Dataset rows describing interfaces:
Start of Block

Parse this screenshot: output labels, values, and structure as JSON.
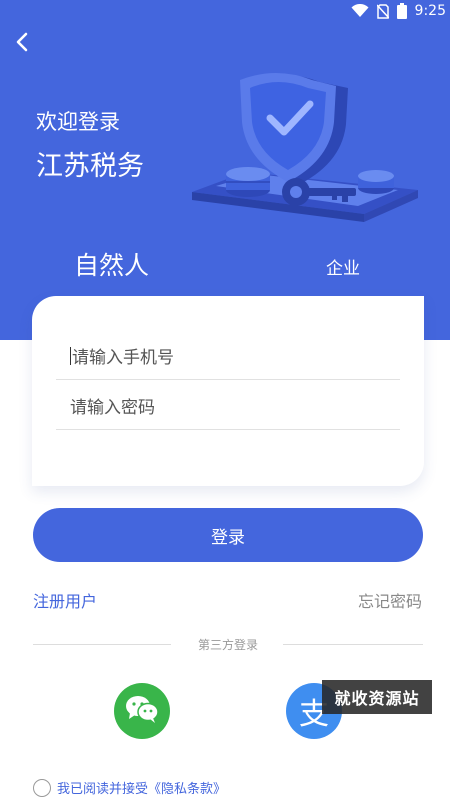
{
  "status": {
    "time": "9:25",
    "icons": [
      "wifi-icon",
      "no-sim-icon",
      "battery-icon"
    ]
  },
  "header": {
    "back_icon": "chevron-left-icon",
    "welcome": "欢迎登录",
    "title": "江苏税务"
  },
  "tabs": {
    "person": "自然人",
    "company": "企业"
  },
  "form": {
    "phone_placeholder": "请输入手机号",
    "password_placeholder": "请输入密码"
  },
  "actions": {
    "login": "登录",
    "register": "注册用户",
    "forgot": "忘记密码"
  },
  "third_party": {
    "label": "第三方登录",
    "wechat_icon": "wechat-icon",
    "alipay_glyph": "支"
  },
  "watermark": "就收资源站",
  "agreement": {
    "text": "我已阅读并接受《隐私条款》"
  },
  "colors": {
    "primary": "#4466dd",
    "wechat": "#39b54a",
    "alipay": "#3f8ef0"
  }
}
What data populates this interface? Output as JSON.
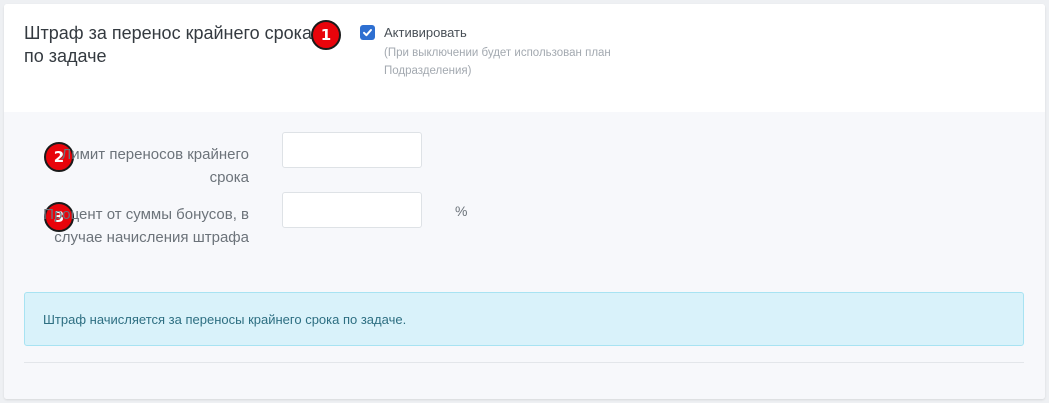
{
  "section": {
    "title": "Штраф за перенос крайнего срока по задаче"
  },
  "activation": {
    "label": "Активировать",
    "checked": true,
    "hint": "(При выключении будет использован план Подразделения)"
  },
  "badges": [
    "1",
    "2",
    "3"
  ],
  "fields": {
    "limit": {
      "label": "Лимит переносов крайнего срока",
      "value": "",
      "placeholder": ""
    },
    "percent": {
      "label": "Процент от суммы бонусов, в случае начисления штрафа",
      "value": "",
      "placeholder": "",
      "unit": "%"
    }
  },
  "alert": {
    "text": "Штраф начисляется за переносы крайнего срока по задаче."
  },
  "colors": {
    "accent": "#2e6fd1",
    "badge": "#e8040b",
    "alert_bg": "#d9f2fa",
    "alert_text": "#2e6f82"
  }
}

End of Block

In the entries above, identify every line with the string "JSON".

Parse this screenshot: output labels, values, and structure as JSON.
What data populates this interface? Output as JSON.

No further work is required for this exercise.